"Think of Wikipedia, which started 16 years ago," Manoj Kesavan says. "If someone told you then that hundreds of thousands of people were going to spend millions of hours sharing knowledge, and in the process create the largest ever free encyclopedia, it would have seemed crazy."
- Manoj Kesavan. (Photo by Carl Miller)
Kesavan, the director of the experimental grassroots arts festival BOOM Charlotte, knows a thing or two about crazy ideas — and how to turn those ideas into innovative reality.
The festival will return to Plaza Midwood in 2018 for its third go-round.
BOOM is similar to Wikipedia, Kesavan explains, because it's an open-platform arts organization. To an extent, it's also crowd-sourced, drawing its staff from volunteers, and eschewing a top-down approach. Local artists comprise the festival's curatorial groups, which choose acts for the festival, and the festival draws artists and performers from every corner of the arts community.
"I believe that 21st century art organizations will look more and more like BOOM," Kesavan predicts.
Yet, even as BOOM's director advocates a new way of packaging and promoting the arts, Kesavan also plans, in 2018, to repeat many of the aspects that made the festival a success last year.
Launched in 2016, BOOM started big, featuring 50-plus shows in four venues over three days. In 2017, the event exploded, with 80 shows in six venues — Petra's, Snug Harbor, Rabbit Hole, an outdoor stage called the Intersection, the now-shuttered Twenty-Two Gallery and International House. "We could easily have had 100 shows," says Kesavan, who estimates last year's BOOM attendance at 10,000 people.

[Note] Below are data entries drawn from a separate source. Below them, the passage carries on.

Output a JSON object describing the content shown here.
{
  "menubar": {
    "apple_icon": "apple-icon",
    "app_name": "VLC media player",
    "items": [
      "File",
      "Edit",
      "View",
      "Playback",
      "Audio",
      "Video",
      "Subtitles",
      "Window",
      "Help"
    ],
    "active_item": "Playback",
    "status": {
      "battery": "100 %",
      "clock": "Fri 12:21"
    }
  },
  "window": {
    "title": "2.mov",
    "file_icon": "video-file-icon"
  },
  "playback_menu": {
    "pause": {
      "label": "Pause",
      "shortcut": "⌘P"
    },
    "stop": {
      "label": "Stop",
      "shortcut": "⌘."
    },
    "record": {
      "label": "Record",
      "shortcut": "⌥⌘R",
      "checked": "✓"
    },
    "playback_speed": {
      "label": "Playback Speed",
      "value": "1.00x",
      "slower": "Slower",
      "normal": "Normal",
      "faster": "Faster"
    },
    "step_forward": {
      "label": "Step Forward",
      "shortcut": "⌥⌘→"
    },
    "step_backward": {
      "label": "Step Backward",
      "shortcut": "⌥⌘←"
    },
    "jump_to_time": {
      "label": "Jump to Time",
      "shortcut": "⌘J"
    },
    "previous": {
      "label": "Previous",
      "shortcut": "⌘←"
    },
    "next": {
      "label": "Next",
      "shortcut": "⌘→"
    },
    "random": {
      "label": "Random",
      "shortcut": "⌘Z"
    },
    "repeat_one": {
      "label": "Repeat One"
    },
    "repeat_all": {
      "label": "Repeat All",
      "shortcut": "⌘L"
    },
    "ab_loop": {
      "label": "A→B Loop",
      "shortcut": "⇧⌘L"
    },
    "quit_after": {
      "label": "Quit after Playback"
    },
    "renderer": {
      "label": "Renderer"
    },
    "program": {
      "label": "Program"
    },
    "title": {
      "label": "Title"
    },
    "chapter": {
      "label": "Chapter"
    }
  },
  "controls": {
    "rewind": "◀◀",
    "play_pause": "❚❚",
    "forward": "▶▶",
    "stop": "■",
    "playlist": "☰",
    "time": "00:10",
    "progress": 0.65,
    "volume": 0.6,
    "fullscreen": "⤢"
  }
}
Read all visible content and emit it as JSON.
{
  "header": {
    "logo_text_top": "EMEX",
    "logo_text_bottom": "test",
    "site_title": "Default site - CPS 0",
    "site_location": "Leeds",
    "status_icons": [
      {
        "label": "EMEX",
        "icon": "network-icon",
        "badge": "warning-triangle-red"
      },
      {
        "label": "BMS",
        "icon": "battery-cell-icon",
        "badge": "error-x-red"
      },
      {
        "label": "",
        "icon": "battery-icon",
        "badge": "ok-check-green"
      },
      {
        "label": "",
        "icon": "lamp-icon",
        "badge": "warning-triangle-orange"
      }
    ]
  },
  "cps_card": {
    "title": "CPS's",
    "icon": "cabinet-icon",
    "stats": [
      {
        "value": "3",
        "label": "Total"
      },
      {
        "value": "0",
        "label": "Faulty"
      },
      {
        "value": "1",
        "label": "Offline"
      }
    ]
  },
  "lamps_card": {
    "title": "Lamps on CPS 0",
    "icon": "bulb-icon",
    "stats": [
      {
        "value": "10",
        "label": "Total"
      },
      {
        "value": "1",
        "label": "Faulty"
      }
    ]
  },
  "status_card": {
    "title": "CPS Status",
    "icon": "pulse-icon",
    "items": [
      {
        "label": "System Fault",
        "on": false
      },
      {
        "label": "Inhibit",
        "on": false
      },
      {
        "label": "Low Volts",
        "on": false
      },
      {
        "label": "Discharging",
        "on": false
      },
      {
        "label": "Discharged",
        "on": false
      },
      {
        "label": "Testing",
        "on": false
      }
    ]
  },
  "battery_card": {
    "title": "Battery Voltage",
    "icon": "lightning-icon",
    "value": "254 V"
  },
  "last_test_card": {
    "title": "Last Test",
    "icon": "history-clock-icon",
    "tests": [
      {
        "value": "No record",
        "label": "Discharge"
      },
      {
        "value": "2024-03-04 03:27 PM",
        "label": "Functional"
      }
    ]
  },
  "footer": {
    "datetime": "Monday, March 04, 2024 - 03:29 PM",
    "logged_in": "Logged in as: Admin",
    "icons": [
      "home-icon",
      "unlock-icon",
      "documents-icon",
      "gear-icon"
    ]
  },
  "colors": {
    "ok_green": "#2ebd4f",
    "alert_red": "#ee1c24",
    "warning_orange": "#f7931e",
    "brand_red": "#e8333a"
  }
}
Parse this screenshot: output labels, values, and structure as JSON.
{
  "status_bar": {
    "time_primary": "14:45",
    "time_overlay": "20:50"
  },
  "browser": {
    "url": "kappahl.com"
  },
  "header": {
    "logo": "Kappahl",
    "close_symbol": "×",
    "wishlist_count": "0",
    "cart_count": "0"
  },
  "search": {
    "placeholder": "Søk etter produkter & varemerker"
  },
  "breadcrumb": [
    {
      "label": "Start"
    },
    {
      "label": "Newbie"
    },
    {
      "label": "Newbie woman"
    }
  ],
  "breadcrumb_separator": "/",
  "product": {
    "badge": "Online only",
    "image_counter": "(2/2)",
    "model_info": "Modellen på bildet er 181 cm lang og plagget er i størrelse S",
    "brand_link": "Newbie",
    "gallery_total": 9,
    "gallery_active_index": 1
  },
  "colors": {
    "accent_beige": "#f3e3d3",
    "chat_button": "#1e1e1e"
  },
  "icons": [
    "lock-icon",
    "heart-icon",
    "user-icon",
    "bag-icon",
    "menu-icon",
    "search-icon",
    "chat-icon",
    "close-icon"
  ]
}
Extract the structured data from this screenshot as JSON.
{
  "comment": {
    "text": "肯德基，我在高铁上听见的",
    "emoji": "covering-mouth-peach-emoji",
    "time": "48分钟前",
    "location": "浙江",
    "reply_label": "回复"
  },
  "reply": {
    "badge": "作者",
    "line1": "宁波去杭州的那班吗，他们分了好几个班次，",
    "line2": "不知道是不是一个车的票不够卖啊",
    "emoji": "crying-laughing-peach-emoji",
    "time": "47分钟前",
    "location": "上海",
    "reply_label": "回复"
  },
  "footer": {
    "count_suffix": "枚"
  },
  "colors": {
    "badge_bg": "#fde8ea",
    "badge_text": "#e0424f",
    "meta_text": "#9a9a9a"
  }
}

The diversity of the festival also expanded in 2017, Kesaven adds.
"I believe that more than 50-percent of the performers last year were minority artists," he says, pointing to 2017 newcomers AfroPop!, Hip Hop Orchestrated and Urban Züe. More and more, Kesavan says, the make-up of BOOM was reflecting the diverse community it serves.
For 2018, BOOM will consolidate on last year's growth. The core of the festival will remain its fringe shows — a series of hour-long ticketed performances at Petra's, Snug Harbor and Rabbit Hole. Kesaven is also looking at a couple of extra venues, but they have not confirmed yet.
Submissions from fringe performers closed on December 15.
"Some of the companies that have been part of BOOM in the past submitted again, as well as some new ones. Our name is slowly spreading," Kesavan says, pointing to applications from performers based in New York and Atlanta. "People are really responding to the call."
The Intersection, the big outdoor venue featuring dancers, acrobats, music and more, will also be back. Submissions for the Intersection will remain open as late as March.
"There are new organizations who are doing great work that want to be a part of BOOM," Kesaven says, admitting that the festival now finds itself in an enviable quandary: how to make room for all the high-quality work?
"We have more submissions than we have slots," he says. "The field is very promising."